When it comes to your company's software infrastructure, it can be an uphill battle to convince the business team to move from commercial to custom software in order to handle internal data and content management.
Sean Mahoney, president and chief executive officer at AndPlus, works with small businesses to find technological solutions to workflow challenges. With his expert guidance, let's take a look at five reasons custom software can be an important and wise use of resources:
1. Custom software brings employees into the process. Custom software allows team members to help determine how workflow software is implemented. By starting with the "needs and wishes" phase of data collection, companies rolling out new content-management infrastructure can tailor it to help employees most.
2. Customers become part of the workflow. If your online point of sale is linked to your custom software setup, then your customers can fill out online sales forms and provide the data that your sales processing team otherwise has to collect. And once all that data is collected, it's mineable. You can use custom software to find new patterns and correlations between customer backgrounds, decisions, and purchases that will help you get those customers back into the sales funnel.
3. Cost savings through analysis. One of the great things about custom software is how easy it is to analyze. Linking all actions to a dollar value allows you to scan your infrastructure for unnecessary — and unprofitable — workflow actions. These can then be removed or re-engineered by your IT staff.
4. Custom software brings partners into your process. Information flow is everything. When you're dealing with a spectrum of supply chains, vendors, and markets, you want to capture as much data as possible and analyze it for efficiency.
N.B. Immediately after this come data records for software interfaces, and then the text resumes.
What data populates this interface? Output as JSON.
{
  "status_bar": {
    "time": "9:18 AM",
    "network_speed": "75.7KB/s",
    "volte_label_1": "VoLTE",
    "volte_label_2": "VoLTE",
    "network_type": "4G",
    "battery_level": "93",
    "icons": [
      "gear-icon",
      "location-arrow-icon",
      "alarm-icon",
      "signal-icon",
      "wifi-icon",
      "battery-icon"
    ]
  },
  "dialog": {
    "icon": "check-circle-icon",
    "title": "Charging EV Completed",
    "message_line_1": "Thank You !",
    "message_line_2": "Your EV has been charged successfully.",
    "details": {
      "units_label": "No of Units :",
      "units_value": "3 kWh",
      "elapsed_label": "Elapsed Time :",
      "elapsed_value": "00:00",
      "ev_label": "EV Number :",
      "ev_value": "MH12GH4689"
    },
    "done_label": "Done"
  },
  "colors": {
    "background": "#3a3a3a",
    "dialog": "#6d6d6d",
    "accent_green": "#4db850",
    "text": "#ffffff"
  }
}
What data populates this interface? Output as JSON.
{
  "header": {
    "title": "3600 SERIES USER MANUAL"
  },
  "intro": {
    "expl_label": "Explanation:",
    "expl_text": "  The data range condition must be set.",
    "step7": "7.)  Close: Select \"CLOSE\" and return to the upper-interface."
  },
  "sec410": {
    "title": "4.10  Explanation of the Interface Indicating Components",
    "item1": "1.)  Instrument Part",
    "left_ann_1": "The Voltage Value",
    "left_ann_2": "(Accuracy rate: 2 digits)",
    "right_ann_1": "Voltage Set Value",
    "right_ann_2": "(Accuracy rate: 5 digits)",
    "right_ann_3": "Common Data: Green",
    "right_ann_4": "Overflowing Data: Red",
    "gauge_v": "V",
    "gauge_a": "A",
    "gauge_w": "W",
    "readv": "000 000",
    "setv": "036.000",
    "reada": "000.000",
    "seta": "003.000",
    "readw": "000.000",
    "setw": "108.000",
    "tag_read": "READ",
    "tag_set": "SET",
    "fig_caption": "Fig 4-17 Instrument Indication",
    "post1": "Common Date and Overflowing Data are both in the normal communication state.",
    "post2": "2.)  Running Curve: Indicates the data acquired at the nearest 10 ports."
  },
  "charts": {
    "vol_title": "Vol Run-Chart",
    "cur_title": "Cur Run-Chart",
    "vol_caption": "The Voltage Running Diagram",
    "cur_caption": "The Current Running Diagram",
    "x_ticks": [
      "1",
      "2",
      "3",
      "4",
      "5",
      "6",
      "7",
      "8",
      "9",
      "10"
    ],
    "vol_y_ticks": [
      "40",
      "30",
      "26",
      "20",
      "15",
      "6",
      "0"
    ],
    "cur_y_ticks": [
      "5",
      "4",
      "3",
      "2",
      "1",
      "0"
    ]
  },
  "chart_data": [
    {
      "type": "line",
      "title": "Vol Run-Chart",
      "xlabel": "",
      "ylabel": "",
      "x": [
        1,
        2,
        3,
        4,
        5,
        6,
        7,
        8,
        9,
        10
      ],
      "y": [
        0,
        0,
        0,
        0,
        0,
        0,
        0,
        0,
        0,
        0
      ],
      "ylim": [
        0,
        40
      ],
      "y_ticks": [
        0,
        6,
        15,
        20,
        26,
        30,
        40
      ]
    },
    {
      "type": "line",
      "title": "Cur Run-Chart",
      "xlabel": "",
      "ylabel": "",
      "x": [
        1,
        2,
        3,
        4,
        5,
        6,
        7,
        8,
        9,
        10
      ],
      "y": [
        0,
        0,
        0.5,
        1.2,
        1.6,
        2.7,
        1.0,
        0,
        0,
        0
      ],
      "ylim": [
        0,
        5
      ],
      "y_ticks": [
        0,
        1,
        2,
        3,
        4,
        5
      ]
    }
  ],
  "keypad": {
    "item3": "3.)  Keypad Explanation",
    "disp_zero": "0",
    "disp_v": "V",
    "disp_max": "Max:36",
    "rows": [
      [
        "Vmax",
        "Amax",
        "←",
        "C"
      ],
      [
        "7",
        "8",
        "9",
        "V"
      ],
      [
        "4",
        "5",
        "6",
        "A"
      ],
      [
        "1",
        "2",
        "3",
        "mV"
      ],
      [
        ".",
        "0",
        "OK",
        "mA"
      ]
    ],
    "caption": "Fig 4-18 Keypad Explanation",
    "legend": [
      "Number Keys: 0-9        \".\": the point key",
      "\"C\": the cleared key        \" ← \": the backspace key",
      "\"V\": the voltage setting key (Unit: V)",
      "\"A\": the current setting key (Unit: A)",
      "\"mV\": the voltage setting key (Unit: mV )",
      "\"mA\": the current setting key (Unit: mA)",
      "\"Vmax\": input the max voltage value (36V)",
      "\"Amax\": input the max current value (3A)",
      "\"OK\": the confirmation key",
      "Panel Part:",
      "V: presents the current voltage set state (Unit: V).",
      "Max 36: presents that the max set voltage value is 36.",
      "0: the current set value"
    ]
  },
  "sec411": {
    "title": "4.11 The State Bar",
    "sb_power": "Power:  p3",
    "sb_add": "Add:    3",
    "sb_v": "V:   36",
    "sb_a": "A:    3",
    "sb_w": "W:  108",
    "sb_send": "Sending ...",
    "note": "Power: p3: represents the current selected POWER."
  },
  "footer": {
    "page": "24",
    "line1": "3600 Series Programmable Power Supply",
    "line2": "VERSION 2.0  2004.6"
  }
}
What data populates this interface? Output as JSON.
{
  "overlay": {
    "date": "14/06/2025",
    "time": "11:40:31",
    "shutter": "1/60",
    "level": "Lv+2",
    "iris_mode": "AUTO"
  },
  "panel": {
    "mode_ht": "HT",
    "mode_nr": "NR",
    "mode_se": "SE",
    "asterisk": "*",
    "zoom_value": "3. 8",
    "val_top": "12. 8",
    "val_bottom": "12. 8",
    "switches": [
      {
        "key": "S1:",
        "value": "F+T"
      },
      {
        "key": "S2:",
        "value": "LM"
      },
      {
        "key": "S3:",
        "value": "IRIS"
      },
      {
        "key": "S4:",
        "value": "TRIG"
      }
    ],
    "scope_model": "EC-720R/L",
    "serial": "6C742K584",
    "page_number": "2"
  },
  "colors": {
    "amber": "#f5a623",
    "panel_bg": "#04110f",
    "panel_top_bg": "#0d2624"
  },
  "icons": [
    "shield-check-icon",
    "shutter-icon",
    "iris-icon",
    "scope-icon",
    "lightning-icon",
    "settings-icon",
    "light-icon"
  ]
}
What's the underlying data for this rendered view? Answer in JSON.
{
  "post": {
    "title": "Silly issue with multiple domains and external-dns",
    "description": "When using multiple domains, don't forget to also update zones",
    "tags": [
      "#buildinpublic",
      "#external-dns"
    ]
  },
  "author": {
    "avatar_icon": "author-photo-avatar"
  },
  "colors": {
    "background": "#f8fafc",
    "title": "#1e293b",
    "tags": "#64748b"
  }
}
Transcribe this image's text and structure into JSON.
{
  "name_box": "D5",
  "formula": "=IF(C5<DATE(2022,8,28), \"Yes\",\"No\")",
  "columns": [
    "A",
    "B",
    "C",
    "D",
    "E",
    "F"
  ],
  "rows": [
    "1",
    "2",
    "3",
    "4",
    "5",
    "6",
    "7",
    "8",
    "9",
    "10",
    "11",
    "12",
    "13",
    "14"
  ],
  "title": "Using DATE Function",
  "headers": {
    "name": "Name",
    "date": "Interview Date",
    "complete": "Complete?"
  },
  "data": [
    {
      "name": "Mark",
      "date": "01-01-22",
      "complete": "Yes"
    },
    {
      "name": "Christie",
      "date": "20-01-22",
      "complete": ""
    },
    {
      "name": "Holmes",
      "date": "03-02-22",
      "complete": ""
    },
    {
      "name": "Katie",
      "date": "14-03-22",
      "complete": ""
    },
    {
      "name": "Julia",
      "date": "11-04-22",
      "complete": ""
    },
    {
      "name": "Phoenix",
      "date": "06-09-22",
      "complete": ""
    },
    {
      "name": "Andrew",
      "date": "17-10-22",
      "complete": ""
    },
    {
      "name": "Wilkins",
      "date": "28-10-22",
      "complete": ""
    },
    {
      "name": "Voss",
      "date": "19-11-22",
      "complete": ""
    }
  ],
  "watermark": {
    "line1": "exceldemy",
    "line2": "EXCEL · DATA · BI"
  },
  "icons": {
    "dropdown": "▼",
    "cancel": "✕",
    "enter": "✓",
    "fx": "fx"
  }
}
As with internal actions and workflow, custom software can also provide ways to integrate all these other resources into actionable information. The point, again, is cost savings. You're streamlining the time and effort it takes to do all these day-to-day tasks.
5. Three-hundred-and-sixty degree awareness. This is where custom software can help small business owners. Explains Mahoney:
"Knowledge is power. Custom software allows any piece of the value chain to notify any person you’d like, including yourself. Want to be notified every time you make a sale? Get an e-mail each night showing a sales report? Do you have a settlement report that is your responsibility for your union members?"
All of these things can be automated via custom software. Of course, custom software has its costs, and small businesses need to be certain they're implementing the right kind of infrastructure.
The bottom line, according to Kate Horstead, writing for ICAEW, is that custom software works best when it minimizes the kinds of repetitive tasks we addressed above. Or, as Ciaran Kenny, founder of Macnamara IT, told Horstead: "Think of your business in terms of data — the information you need to communicate to other people — rather than technology. Ask yourself ‘What is the data and what are we using it for?’ It will then be possible to assess what systems you need to automate or customize."